About this exercise
The expected response is a copy of every line in the entries below that includes the word "from".

Web page and app entries
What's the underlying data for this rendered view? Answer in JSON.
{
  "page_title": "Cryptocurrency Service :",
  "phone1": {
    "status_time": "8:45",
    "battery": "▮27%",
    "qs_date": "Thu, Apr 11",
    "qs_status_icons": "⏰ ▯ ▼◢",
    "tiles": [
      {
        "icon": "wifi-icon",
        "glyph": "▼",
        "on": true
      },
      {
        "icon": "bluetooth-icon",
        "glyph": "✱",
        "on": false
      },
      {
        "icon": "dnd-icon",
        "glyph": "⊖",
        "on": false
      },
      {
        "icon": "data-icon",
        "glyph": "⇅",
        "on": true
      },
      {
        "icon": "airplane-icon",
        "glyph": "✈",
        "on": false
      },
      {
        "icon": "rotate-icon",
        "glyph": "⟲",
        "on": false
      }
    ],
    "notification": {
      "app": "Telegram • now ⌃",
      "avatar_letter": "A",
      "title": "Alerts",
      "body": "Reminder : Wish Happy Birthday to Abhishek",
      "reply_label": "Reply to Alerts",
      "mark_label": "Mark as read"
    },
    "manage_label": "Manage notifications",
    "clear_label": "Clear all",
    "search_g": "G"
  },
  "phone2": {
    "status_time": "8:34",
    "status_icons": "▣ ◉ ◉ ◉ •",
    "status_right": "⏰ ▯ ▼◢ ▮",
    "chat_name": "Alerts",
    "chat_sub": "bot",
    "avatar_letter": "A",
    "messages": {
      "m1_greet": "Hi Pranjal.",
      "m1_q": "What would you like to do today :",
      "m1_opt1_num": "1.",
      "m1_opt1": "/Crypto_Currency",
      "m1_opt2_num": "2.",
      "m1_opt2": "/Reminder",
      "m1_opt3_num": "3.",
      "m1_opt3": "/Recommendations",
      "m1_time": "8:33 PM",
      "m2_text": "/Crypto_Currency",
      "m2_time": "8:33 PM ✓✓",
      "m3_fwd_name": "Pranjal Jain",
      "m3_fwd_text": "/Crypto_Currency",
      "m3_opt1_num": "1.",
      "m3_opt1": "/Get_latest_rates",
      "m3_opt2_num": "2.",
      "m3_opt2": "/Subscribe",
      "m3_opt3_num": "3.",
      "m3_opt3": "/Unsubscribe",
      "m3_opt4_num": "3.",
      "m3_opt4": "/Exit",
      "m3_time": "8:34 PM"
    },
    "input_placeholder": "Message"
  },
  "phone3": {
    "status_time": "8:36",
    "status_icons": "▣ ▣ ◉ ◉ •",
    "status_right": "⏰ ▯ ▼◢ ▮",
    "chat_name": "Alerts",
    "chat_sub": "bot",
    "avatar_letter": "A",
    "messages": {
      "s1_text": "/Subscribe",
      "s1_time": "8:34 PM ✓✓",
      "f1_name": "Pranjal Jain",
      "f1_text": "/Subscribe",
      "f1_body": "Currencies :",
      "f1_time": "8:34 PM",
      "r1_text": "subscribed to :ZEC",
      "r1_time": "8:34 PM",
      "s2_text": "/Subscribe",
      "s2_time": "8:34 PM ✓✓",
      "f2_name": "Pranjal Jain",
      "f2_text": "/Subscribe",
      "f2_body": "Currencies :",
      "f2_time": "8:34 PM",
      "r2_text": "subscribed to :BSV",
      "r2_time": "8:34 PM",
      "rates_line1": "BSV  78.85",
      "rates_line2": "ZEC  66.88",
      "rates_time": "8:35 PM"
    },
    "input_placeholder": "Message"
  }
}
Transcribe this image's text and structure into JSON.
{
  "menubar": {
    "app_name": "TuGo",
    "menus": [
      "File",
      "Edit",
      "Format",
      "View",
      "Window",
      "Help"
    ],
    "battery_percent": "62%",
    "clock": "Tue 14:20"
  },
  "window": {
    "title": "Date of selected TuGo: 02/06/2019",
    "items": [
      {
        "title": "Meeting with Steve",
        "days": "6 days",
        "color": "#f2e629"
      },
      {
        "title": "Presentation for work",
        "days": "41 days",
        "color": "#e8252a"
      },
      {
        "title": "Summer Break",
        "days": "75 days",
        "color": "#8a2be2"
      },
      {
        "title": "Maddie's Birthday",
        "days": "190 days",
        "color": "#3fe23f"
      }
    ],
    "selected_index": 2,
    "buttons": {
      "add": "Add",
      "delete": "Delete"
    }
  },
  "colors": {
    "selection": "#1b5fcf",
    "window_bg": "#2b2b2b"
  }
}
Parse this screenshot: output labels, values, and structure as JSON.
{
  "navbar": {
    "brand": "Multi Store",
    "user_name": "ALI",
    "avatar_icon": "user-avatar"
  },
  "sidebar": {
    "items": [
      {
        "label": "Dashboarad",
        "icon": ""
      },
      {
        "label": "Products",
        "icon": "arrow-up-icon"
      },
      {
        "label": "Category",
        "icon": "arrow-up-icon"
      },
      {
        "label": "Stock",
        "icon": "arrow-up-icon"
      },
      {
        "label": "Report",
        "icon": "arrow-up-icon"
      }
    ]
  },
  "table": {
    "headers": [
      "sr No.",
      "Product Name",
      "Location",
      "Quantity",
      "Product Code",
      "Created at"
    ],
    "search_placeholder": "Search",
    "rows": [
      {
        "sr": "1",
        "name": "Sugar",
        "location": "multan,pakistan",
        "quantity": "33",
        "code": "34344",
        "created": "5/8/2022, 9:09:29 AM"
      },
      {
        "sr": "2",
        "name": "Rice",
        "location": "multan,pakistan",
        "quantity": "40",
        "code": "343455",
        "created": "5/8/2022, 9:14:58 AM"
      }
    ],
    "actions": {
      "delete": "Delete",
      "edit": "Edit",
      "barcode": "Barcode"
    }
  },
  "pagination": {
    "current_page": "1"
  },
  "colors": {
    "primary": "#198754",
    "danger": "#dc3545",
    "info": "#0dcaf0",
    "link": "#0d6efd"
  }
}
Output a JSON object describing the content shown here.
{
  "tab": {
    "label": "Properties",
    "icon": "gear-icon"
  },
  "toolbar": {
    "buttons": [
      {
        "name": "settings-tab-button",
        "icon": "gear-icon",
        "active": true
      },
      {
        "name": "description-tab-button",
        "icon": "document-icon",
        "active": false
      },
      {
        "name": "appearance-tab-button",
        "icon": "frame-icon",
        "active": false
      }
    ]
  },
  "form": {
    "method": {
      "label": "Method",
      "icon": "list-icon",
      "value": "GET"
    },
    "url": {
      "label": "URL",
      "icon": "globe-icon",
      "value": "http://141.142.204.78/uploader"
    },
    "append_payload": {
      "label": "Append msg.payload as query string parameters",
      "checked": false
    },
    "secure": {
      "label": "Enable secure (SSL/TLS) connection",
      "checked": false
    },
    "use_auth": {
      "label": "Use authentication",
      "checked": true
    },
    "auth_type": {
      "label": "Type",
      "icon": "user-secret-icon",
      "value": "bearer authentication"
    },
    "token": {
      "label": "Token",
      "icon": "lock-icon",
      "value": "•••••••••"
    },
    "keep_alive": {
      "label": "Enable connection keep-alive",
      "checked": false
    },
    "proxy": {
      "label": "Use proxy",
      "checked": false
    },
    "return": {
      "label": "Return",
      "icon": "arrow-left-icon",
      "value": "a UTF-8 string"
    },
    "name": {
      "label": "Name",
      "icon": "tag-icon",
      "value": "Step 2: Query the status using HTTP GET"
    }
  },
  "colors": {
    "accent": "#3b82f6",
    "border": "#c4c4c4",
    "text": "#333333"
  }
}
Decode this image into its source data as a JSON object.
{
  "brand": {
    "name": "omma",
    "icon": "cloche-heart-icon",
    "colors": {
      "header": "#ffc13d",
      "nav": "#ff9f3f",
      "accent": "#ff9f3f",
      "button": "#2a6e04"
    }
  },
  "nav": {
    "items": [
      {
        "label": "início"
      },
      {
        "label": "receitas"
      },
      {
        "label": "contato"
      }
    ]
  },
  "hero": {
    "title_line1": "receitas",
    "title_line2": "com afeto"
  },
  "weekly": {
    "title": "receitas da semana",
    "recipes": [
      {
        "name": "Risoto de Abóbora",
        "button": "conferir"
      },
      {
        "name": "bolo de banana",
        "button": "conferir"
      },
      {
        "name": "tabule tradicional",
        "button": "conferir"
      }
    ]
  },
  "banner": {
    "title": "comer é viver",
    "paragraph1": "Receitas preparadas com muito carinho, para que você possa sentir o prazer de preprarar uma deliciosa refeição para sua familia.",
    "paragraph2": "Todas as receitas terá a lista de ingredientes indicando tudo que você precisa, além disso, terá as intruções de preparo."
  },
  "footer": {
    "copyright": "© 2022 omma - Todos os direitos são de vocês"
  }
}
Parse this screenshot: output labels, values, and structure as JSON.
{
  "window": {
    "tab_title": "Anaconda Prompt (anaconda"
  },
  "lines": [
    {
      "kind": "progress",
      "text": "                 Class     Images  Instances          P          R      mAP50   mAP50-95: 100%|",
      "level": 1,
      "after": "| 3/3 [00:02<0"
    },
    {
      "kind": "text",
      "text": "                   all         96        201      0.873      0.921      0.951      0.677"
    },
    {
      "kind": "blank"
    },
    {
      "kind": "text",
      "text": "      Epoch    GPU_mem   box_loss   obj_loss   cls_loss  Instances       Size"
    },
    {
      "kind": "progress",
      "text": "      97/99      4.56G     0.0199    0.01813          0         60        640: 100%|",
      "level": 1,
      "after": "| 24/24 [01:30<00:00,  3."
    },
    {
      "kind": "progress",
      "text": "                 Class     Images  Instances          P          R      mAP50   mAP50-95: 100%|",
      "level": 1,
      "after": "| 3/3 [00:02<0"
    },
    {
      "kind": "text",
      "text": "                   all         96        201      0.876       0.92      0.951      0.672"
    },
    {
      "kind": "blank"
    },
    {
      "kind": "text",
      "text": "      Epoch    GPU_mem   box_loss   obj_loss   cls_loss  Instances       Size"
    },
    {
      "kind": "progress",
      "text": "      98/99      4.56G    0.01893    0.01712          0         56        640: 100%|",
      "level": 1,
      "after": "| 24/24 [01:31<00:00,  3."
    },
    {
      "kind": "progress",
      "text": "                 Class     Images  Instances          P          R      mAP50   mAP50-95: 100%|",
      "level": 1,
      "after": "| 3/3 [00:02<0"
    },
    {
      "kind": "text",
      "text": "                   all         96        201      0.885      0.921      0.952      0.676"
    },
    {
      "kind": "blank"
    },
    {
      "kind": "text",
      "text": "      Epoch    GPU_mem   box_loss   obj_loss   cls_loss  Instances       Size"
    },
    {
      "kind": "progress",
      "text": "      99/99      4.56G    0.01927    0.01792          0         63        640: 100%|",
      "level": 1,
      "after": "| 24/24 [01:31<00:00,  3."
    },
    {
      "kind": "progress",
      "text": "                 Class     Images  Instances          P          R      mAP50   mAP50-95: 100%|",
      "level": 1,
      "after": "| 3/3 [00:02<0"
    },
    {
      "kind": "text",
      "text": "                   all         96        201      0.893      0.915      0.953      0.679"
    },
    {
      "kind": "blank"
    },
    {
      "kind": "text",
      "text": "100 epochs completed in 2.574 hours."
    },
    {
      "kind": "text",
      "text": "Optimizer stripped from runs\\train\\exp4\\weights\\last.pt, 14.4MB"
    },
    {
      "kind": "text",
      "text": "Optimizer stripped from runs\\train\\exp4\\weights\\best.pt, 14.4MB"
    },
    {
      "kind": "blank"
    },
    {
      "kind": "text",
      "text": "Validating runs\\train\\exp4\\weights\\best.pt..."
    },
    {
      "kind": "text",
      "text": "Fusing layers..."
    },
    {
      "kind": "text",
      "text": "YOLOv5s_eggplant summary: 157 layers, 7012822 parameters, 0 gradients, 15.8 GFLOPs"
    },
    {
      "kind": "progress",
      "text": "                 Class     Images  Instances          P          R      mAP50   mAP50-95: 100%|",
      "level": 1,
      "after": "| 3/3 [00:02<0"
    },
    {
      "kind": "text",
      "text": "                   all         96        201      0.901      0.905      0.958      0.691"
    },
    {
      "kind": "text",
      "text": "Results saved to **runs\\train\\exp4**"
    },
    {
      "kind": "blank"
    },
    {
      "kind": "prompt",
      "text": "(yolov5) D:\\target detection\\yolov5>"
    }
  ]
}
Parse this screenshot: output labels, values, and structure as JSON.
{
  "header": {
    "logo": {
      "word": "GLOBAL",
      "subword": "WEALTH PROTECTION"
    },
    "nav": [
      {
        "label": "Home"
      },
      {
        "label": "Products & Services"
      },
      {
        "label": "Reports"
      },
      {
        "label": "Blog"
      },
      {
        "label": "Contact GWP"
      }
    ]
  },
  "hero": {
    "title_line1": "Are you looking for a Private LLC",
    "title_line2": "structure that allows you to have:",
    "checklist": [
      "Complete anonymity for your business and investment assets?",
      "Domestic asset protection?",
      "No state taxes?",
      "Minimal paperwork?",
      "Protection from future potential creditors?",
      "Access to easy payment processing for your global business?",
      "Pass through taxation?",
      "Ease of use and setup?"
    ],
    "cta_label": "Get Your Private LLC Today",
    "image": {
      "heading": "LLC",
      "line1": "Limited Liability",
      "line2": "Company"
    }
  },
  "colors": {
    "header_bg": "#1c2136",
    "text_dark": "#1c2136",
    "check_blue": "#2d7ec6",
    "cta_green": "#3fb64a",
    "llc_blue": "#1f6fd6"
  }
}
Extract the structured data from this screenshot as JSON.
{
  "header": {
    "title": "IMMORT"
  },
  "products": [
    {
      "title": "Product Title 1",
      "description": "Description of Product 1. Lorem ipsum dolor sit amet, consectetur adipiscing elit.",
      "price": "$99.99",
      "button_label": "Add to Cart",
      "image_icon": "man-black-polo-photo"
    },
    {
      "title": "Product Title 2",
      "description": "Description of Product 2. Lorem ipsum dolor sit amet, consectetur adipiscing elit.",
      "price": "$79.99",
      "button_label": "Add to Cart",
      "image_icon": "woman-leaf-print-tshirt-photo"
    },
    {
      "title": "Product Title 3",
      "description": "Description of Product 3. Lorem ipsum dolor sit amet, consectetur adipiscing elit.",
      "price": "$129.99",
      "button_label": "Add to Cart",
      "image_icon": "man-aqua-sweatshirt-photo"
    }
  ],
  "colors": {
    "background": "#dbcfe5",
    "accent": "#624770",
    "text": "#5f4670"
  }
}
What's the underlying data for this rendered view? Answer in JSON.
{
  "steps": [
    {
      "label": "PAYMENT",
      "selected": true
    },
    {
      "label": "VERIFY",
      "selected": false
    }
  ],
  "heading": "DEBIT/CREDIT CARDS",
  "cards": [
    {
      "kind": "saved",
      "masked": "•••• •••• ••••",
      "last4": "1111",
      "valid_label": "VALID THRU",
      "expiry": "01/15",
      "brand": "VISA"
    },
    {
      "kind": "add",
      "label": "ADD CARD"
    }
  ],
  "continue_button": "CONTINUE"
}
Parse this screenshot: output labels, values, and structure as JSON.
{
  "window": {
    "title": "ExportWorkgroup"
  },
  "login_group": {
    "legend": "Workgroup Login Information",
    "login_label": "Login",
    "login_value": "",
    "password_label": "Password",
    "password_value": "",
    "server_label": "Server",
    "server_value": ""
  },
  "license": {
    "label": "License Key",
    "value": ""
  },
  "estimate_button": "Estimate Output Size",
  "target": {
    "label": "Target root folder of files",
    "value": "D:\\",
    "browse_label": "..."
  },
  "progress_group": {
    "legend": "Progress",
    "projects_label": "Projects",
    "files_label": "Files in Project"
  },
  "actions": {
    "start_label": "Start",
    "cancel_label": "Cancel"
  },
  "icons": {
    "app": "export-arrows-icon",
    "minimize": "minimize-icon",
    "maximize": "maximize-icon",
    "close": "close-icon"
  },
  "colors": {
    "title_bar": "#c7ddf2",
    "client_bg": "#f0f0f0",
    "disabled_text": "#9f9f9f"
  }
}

Response below
      "text": "Optimizer stripped from runs\\train\\exp4\\weights\\last.pt, 14.4MB"
      "text": "Optimizer stripped from runs\\train\\exp4\\weights\\best.pt, 14.4MB"
      "Protection from future potential creditors?",
Extract the structured data from this screenshot as JSON.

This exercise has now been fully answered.